:: Your instructions ::
Lines with the word "html" are the ones wanted. Copy each of them from the entries below.

Available data START

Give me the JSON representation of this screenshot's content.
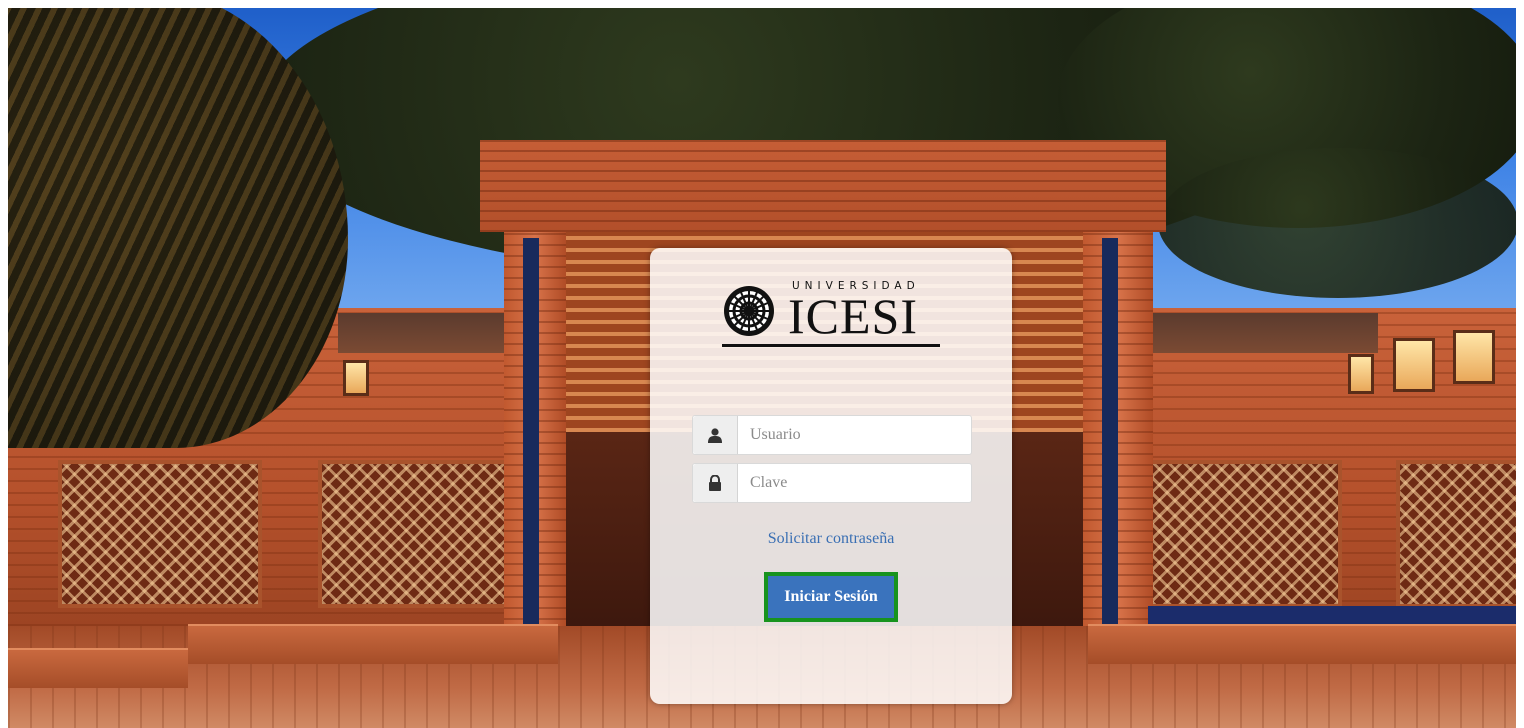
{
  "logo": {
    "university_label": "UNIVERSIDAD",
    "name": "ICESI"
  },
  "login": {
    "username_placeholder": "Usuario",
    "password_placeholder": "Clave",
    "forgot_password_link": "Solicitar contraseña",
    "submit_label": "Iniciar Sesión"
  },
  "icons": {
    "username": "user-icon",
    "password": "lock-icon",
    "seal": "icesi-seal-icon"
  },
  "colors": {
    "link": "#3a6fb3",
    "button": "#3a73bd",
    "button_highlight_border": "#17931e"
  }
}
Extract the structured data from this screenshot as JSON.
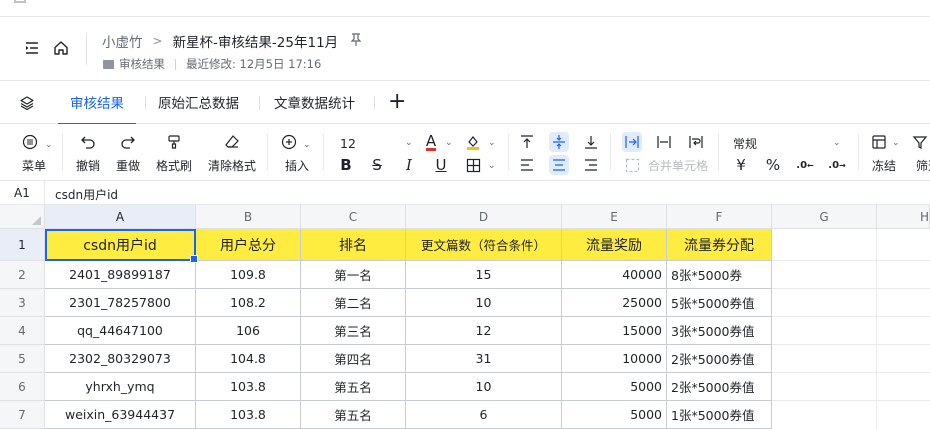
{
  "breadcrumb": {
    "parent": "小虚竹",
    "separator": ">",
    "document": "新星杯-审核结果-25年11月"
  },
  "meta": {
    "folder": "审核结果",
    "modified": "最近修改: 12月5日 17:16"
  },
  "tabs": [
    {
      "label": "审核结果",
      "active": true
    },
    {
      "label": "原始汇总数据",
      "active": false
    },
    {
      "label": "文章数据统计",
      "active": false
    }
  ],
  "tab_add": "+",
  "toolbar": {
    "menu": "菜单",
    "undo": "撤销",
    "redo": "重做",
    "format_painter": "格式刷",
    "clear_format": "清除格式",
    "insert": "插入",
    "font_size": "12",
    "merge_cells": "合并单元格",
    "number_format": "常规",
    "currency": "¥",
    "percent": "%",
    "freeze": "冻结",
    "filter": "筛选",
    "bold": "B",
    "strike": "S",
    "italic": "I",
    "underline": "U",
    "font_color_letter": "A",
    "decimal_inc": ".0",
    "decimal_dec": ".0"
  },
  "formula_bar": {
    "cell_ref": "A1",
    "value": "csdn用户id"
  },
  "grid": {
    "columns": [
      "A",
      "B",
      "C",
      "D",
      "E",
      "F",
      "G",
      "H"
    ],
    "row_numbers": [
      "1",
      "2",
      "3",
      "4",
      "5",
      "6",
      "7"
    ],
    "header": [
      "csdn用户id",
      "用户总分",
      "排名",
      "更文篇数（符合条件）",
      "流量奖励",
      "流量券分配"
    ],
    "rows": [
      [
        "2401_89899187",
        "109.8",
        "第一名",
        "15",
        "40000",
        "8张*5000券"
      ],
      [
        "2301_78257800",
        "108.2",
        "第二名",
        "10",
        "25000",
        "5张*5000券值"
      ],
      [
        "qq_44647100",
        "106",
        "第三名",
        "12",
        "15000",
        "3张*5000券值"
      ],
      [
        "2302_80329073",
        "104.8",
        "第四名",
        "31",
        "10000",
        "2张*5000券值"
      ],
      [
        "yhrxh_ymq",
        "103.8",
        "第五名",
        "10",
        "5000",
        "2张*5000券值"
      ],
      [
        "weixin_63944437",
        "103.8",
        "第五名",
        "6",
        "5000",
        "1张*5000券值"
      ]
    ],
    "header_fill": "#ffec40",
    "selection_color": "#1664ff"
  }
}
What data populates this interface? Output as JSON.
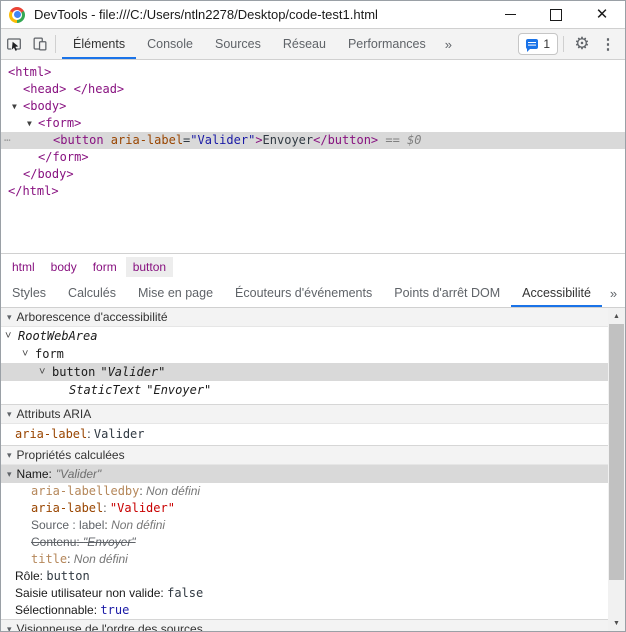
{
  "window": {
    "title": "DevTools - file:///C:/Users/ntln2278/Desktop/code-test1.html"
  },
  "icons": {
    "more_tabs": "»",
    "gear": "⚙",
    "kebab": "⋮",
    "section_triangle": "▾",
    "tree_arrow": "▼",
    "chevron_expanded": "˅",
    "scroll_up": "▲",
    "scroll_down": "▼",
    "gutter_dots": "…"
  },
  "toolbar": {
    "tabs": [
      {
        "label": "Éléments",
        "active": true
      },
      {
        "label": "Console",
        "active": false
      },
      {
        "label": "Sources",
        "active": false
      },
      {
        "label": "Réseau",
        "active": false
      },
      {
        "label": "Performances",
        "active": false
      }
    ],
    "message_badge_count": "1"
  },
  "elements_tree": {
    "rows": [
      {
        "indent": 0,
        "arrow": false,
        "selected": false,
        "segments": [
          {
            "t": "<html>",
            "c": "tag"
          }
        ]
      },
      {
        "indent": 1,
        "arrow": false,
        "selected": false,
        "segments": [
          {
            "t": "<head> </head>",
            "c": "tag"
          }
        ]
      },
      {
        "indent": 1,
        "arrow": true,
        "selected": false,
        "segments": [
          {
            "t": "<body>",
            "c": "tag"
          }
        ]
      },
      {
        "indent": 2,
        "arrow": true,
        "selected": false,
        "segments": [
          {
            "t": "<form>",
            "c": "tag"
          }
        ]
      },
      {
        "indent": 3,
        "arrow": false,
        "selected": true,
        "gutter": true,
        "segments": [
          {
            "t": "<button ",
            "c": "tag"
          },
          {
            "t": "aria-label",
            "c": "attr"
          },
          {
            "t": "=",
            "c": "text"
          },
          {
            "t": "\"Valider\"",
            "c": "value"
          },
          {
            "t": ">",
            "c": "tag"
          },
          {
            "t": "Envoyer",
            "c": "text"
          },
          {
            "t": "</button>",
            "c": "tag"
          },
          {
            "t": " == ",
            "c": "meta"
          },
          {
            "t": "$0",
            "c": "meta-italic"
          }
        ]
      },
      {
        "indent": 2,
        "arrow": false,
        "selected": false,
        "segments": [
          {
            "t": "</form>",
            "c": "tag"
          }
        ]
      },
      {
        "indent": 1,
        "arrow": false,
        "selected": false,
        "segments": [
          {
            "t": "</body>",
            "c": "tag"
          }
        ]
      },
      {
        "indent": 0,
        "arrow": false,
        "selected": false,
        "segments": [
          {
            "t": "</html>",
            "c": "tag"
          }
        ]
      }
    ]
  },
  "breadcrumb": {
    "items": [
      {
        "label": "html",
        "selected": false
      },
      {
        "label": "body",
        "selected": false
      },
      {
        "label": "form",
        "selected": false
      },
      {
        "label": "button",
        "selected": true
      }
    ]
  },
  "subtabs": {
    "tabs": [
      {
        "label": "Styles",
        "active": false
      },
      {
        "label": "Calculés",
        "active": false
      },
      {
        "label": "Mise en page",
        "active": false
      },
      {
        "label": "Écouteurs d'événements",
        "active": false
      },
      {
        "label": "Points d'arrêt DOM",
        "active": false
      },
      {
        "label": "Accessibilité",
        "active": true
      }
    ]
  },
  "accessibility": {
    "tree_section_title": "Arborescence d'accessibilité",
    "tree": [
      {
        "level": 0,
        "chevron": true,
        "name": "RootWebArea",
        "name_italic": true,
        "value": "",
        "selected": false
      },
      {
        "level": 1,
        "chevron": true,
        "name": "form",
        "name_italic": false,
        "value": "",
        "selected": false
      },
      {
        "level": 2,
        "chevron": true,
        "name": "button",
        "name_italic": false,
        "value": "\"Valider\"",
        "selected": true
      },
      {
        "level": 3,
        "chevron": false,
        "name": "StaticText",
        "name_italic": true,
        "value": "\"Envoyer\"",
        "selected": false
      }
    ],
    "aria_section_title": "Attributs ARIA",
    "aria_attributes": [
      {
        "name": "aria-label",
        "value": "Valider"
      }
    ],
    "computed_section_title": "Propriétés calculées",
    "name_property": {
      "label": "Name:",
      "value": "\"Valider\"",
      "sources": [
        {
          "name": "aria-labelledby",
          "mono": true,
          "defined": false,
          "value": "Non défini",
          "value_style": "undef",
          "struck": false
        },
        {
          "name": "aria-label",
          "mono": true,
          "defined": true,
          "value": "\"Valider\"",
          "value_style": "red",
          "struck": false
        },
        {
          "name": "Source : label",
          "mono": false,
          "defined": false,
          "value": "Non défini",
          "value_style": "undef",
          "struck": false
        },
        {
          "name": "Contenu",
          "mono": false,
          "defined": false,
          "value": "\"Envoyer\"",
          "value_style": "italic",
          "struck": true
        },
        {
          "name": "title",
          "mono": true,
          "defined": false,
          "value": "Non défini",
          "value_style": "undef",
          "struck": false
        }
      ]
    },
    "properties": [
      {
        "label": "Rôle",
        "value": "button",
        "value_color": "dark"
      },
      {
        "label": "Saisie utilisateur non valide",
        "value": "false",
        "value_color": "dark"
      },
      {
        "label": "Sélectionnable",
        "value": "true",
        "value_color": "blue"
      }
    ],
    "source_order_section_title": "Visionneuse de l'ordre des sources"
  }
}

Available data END

:: Written solution ::
    "title": "DevTools - file:///C:/Users/ntln2278/Desktop/code-test1.html"
            "t": "<html>",
            "t": "</html>",
        "label": "html",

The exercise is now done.